____ Dataset extract
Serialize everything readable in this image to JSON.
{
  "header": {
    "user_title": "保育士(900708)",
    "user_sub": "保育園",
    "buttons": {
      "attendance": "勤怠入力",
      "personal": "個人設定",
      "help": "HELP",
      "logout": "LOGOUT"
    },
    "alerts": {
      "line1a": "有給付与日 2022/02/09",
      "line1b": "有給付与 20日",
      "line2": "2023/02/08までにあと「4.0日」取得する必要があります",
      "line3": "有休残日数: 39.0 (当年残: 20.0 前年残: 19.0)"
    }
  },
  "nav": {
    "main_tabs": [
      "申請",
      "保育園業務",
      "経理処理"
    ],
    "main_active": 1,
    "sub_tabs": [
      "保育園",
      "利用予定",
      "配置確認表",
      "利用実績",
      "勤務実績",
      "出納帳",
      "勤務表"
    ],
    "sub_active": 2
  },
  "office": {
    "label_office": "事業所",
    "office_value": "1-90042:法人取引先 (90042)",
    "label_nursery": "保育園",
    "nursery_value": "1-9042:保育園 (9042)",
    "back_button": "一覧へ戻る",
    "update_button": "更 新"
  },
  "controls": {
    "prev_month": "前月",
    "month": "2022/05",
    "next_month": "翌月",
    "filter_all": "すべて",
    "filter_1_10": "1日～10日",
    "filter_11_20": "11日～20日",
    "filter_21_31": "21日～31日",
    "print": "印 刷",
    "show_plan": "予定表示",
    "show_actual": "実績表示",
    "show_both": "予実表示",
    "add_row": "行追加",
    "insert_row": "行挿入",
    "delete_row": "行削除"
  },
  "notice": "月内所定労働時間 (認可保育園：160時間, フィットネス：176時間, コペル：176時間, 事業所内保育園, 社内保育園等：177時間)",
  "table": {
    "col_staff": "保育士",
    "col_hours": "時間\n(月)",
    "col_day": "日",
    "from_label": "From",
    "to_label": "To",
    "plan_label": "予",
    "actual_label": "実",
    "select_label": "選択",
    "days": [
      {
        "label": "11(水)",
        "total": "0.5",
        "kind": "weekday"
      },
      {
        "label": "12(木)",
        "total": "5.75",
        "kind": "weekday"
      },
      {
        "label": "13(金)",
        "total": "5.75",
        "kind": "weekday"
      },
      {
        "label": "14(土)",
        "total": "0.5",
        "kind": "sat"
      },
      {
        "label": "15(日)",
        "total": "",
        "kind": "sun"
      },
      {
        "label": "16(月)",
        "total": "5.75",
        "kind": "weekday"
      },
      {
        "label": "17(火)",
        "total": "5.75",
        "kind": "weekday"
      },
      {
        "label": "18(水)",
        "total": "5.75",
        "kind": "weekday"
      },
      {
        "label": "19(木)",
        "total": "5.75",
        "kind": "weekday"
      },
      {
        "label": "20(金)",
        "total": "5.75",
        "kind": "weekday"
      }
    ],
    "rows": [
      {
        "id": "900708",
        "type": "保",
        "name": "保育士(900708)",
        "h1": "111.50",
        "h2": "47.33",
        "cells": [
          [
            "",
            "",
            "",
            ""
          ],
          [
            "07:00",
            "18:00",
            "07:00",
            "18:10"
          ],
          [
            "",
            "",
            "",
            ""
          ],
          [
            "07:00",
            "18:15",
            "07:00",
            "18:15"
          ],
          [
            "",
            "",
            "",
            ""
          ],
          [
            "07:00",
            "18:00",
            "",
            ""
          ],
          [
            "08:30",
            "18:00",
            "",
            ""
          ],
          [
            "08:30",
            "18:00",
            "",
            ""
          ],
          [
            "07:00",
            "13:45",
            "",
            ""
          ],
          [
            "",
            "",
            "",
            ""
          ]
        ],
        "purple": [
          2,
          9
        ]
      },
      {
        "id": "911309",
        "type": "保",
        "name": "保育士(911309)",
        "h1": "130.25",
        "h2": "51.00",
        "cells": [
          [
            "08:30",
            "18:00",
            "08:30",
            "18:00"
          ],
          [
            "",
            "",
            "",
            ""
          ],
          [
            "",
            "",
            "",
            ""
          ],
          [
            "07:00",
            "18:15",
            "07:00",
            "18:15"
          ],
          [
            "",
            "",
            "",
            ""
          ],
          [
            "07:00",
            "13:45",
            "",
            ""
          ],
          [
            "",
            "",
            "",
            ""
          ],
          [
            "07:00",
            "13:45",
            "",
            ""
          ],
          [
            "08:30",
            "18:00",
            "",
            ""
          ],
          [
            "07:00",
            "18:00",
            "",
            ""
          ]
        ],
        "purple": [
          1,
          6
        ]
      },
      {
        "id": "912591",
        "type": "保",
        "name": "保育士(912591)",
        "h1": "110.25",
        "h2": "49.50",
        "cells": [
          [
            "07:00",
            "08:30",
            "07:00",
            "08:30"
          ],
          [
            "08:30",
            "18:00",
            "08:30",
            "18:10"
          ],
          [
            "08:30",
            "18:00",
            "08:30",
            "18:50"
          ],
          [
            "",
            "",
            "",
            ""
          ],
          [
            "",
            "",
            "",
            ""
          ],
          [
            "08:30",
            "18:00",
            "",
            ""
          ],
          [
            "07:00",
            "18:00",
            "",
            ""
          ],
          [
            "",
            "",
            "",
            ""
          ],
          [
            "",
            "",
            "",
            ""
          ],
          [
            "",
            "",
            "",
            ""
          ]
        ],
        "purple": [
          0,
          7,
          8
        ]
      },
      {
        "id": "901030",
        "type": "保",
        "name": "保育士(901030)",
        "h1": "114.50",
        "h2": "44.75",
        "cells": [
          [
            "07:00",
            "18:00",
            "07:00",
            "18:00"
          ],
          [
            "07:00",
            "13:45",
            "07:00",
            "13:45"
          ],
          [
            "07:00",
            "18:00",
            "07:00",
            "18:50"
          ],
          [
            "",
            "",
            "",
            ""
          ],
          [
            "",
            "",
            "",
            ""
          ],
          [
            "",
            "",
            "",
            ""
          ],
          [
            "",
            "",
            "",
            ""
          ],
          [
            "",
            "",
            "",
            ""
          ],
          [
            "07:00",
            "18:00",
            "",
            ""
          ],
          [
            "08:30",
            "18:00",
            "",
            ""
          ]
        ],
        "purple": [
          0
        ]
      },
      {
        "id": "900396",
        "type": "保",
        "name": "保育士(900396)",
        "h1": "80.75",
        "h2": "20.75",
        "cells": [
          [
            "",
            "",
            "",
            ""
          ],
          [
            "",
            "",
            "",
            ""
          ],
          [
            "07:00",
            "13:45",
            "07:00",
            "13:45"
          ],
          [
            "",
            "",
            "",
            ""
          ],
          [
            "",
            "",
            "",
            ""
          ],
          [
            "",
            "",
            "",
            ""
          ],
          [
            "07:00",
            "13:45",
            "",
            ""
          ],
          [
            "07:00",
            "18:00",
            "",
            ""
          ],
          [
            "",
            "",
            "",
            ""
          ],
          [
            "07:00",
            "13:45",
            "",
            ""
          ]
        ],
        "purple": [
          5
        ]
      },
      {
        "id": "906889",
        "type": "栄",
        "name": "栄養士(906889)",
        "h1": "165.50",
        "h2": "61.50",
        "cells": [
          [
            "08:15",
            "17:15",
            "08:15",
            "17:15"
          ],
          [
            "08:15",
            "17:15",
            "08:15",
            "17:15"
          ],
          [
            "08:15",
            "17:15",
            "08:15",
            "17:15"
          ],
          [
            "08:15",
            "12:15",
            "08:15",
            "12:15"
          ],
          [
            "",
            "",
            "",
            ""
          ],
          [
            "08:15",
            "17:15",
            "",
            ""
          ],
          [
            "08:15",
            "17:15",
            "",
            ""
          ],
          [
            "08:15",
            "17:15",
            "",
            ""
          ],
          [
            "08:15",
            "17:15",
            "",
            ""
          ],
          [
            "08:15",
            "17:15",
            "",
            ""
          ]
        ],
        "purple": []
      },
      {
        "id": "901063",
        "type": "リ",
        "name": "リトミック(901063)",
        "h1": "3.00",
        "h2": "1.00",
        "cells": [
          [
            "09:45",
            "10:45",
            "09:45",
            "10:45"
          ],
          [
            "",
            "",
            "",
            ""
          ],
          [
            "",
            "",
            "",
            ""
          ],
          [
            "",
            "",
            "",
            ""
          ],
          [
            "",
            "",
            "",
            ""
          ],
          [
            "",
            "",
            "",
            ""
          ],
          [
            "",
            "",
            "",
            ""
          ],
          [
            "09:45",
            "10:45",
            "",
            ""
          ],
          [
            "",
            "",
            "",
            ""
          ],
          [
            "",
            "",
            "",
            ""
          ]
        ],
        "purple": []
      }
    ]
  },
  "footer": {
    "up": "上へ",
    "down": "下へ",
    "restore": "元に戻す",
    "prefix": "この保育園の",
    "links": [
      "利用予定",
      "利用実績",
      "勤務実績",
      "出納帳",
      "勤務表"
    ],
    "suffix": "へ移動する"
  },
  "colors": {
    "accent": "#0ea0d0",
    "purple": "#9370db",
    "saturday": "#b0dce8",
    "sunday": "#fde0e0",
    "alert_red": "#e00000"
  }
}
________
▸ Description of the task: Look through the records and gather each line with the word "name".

▸ Solved exercise:
        "name": "保育士(900708)",
        "name": "保育士(911309)",
        "name": "保育士(912591)",
        "name": "保育士(901030)",
        "name": "保育士(900396)",
        "name": "栄養士(906889)",
        "name": "リトミック(901063)",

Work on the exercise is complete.